Please stop making our purses smaller
At the Valentino show at Paris Fashion Week in October, models walked down the runway with bags the size of matchboxes.
At the Dior show, there were uber-thin purses that could fit a phone and not much else.
At the Givenchy show, models wore purses so small that they hung around their necks like statement jewelry.
At the Louis Vuitton show, your purse was effectively your phone case.
At the Chloe show, the purses were small enough to fit in the palm of your hand.
Though fashion has become increasingly bolder over the past year, favoring larger silhouettes, platform shoes and maxi dresses, the purse has ever so mysteriously started to shrink.
Now, the micro bag or mini bag, both terms that have been used to describe these itty-bitty purses, is all the rage — and for good reason too. Of course, they're cute and lightweight and, in theory, would cost less than, say, a suitcase-like Birkin bag. And of course, fashion has no obligation to be practical to the everyday working person.
However, for people who strive to carry all the necessities with them wherever they go — whether it be their phone, wallet, keys, lipstick and what have you — that's a problem.
So, we're begging the fashion industry to hear our call: Please stop making micro bags. Or, at the very least, refuse to let this extreme trend trickle down. Already on sites like ASOS, which are often directly influenced by runway trends, there are micro bags, like this tiny egg purse and this fringe bag that is 4 inches wide.
And we need to put a stop to it.
There are several reasons for this plea, with the obvious one being that they do not serve the purpose that purses were originally created to fulfill. They can't hold shit. Like, the only thing that can fit in those Valentino bags is what? A condom?
This is ridiculous.
A more unexpected problem with these bags, though, is that they are rooted in classist history, to a time when large purses were out of fashion and linked to the lower classes. In the 19th century, there were things called reticules, which were very small fabric purses that sometimes had ornate embroidery. They were also alternatives to pockets, which has an entire sexist history of their own.

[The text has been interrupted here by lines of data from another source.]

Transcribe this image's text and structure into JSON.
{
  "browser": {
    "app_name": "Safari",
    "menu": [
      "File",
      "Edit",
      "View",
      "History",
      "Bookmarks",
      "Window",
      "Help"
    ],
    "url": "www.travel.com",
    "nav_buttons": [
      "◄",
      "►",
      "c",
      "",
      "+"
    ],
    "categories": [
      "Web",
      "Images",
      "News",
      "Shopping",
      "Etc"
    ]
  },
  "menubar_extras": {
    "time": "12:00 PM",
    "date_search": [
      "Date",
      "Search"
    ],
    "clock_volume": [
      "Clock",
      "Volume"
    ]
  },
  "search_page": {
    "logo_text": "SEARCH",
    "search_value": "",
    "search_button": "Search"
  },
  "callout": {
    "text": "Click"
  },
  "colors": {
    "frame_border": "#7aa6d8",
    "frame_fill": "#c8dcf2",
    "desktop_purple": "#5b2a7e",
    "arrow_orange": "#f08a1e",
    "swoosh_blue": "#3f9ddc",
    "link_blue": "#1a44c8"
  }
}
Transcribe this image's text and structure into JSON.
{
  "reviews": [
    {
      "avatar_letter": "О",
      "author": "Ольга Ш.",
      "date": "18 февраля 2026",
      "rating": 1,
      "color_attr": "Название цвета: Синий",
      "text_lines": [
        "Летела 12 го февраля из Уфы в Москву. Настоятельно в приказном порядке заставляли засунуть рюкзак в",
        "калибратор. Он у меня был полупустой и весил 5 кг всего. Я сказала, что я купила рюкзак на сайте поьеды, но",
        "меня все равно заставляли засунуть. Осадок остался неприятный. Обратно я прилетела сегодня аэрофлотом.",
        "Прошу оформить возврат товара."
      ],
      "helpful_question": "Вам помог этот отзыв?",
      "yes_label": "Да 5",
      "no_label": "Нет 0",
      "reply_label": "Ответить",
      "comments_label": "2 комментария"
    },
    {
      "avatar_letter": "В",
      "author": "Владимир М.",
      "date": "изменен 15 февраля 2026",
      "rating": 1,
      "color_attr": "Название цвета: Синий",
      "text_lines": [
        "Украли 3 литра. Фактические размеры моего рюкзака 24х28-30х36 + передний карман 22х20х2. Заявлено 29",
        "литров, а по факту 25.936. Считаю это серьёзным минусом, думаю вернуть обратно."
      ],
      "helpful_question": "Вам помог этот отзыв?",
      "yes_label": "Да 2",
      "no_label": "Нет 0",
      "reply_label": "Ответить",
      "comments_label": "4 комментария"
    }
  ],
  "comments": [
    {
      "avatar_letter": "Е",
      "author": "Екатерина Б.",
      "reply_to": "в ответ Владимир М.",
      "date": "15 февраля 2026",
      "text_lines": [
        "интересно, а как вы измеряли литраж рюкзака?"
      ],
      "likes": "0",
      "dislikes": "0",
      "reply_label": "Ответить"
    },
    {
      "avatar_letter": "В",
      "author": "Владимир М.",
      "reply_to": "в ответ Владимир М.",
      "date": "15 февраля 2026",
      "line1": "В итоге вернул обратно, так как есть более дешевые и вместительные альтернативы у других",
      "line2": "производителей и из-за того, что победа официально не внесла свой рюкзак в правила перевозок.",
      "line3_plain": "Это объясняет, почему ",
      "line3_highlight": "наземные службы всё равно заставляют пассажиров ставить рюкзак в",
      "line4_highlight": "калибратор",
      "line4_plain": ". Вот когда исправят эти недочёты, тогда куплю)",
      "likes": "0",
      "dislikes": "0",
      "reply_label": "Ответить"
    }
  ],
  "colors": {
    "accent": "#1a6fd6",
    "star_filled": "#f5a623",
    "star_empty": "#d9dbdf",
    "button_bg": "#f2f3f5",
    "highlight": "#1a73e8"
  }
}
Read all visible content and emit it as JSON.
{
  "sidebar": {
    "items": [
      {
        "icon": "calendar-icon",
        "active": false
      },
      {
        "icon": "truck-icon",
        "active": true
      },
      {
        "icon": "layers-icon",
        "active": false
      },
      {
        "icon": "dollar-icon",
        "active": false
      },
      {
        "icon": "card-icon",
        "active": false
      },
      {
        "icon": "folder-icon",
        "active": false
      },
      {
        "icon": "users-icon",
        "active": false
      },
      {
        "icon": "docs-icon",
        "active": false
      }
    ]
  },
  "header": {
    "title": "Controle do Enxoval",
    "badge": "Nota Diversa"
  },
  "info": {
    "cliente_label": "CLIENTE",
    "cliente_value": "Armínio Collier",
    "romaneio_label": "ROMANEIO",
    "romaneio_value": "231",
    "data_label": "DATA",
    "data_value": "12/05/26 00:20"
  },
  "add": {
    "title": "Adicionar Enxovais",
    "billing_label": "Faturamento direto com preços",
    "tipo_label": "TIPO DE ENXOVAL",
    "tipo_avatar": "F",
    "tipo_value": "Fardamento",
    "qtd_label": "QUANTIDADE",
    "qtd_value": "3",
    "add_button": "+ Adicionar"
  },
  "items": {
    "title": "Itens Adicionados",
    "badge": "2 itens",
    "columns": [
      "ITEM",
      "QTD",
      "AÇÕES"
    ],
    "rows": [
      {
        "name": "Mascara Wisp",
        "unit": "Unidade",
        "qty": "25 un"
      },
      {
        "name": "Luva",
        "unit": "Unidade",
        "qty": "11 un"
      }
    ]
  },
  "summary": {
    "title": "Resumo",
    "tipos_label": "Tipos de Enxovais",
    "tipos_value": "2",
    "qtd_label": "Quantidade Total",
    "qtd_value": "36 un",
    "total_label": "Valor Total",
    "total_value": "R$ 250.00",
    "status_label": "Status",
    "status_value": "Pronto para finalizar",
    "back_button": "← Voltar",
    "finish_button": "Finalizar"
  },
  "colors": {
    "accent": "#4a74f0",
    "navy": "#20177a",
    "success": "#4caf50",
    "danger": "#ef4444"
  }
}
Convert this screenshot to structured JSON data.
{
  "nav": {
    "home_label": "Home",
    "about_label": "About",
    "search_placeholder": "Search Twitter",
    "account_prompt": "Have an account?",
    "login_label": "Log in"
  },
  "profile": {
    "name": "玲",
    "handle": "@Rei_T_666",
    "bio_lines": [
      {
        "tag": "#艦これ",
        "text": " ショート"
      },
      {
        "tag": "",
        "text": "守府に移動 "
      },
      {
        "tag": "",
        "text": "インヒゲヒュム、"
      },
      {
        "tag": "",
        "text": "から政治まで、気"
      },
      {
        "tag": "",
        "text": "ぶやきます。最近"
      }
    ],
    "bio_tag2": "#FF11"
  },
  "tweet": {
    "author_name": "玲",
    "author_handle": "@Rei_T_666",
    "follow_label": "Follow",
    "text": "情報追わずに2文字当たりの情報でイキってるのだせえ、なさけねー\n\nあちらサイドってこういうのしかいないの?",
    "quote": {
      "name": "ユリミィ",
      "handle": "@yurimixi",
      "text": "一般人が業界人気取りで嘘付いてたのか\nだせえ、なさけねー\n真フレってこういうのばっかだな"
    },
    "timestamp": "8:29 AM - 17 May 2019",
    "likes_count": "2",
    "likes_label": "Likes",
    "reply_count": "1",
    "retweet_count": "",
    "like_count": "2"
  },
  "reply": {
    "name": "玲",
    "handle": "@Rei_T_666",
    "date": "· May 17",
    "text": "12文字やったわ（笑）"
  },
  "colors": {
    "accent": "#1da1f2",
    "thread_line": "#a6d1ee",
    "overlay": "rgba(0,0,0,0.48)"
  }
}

As Mic has reported before: "[Reticules] also became a status symbol, since the bags weren't nearly large enough to carry any money, and well-to-do women tended to leave all the money-handling to men. Large reticules were looked down on because they symbolized that a woman worked and couldn't just stay home, like, sewing handkerchiefs and sipping tea or something."
So now, it seems, history is repeating itself. Designers are creating minuscule bags and asking thousands of dollars for them, making them a status symbol. Carry one of these micro bags and people could think, "Wow, they're so rich, they can pay someone to carry all their shit." Or, "Wow, they're so rich they can afford to drop $1,250 on a bag that holds little else but maybe a feather."
"The smaller the bag, the greater the impact," the New York Times wrote back in June. "In fact, these tiny satchels seem to function as unexpected power statements, suggesting that the wearer is too proud, too rich or far too influential to carry anything larger than a cigarette pack."
Fuck that noise.
Micro bags are not our future, nor do they deserve to be. People deserve the right to carry massive bags everywhere and have fashion designers think that's way cool too. Though there are a number of designers — like Gucci — that have consistently embraced the decently-sized bag, the idea that micro bags are the latest trend we have to care about is, well, super upsetting.
Because when will it end? Will we eventually have to carry five mini bags at once in order to store all of our daily needs? One for snacks? One for birth control? One for your makeup? This worries us.
We don't want to buy a bag that can only fit a condom or a few bunched up dollar bills. That's what pockets (which should be mandatory in every clothing item for people) are for. Especially because well-endowed pocket space is so hard to come by in clothing advertised for women, what's a person to do?
When we want a purse, we want a purse that can actually hold all of our shit.